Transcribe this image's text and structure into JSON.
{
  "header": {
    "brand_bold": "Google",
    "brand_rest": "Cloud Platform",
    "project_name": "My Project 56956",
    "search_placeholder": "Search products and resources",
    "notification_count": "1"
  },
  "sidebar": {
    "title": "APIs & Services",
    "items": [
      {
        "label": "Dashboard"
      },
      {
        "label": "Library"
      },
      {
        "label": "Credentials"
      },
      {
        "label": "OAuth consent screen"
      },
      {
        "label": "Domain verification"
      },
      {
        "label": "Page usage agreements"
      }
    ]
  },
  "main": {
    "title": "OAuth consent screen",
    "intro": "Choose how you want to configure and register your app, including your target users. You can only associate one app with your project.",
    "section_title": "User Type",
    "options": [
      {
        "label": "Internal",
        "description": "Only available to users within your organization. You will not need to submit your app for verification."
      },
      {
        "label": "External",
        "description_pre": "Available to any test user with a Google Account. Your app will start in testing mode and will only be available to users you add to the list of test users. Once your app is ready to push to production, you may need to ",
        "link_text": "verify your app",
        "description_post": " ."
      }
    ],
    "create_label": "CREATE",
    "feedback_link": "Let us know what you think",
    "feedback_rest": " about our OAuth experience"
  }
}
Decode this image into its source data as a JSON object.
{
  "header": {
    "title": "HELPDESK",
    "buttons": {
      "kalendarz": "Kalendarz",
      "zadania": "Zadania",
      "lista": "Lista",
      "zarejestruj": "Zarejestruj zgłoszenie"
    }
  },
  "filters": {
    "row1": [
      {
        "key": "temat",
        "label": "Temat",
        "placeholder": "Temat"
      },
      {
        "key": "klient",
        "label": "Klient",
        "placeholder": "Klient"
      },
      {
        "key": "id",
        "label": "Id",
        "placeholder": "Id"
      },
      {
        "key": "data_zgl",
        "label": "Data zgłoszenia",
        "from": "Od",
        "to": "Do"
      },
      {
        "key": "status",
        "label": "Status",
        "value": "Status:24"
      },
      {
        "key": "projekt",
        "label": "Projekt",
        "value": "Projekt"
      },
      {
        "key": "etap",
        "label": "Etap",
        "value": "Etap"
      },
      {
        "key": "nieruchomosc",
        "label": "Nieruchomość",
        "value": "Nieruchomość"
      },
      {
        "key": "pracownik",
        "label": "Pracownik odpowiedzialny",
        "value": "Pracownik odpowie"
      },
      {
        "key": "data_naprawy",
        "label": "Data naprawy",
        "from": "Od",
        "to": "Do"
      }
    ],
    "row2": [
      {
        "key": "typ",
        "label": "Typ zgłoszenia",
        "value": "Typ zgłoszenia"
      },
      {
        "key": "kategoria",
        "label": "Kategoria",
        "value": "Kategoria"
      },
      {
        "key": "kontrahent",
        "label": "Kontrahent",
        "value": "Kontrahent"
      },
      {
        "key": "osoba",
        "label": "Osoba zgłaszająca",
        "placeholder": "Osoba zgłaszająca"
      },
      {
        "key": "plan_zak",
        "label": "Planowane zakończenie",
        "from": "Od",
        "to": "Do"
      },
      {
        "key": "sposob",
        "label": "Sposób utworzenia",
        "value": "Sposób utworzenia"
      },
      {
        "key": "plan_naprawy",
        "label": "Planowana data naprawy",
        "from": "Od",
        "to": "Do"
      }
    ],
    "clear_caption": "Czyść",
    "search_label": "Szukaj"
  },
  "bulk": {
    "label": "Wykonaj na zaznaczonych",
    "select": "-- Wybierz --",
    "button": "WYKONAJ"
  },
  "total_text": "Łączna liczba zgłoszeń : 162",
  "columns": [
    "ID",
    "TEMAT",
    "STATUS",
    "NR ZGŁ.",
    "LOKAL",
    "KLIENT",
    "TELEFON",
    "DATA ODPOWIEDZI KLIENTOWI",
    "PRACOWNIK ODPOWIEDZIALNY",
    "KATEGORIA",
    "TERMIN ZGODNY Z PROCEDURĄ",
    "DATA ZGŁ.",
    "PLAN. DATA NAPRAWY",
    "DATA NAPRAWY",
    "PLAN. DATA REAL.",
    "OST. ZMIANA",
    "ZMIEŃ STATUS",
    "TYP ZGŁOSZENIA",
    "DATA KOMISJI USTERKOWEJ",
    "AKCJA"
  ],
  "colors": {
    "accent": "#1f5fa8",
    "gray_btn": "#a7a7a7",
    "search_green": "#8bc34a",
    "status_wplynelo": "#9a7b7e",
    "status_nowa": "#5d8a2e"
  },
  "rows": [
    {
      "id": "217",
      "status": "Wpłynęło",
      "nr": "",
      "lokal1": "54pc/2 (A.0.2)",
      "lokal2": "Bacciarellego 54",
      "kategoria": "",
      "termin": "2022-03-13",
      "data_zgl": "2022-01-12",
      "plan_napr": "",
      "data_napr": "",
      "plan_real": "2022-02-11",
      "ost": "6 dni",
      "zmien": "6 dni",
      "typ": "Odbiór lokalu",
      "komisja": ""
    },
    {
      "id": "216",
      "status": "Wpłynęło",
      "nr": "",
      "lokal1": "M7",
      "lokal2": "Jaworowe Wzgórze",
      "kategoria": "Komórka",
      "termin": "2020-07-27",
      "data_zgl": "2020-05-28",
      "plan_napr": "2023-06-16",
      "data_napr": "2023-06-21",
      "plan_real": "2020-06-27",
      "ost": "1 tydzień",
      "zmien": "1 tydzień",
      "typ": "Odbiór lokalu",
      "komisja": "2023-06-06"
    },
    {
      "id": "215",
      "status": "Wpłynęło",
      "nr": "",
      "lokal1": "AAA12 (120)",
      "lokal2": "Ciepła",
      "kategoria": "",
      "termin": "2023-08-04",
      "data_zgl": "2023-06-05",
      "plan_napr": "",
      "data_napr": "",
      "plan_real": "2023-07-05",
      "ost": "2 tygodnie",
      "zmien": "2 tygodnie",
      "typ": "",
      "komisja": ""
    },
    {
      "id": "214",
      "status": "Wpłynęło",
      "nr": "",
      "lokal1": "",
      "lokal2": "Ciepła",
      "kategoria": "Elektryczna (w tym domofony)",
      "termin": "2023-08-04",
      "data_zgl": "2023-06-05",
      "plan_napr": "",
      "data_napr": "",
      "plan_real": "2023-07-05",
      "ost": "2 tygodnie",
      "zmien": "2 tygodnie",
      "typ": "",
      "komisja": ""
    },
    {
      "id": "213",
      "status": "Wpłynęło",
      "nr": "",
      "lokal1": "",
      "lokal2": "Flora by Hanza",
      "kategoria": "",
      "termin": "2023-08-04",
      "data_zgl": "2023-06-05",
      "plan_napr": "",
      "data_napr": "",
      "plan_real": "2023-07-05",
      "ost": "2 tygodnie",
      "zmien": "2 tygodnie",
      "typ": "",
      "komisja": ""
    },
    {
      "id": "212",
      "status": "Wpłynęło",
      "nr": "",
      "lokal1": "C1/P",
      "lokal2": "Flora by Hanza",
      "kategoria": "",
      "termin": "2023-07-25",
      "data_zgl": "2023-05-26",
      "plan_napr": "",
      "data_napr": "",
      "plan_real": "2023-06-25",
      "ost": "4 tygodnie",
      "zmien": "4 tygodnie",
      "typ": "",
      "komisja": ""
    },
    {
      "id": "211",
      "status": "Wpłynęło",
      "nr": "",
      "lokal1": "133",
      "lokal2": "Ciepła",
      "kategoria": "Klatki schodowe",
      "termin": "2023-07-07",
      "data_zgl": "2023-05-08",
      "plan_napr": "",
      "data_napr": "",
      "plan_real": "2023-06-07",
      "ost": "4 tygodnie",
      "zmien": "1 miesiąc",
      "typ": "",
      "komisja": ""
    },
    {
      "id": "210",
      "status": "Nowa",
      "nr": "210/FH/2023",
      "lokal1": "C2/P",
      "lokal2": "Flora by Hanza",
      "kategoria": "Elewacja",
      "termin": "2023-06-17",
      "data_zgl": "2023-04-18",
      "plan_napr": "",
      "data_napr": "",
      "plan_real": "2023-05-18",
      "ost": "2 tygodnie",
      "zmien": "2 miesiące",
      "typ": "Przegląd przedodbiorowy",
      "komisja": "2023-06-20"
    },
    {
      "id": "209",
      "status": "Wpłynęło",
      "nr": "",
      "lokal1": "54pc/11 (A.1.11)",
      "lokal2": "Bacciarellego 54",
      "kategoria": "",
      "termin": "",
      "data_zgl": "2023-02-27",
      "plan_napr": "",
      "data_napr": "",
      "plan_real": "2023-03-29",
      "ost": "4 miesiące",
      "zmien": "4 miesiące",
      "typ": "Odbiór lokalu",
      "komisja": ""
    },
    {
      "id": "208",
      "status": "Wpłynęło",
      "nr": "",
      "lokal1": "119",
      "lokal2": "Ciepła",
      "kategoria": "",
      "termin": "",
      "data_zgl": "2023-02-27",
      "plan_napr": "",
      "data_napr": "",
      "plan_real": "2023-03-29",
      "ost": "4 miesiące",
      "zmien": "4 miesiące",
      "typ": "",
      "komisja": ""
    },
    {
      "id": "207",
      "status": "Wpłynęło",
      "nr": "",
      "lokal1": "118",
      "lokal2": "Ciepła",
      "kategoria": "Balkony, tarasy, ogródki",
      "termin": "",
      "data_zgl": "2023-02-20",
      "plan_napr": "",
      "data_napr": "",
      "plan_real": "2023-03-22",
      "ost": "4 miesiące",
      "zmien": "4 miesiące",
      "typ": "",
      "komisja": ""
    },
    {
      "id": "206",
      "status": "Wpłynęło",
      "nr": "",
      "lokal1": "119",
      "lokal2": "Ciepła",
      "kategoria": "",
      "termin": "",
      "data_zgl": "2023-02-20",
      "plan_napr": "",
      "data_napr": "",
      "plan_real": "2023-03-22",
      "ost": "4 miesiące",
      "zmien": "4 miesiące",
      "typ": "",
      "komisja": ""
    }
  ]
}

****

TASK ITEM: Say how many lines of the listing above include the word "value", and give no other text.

WRITTEN ANSWER: 9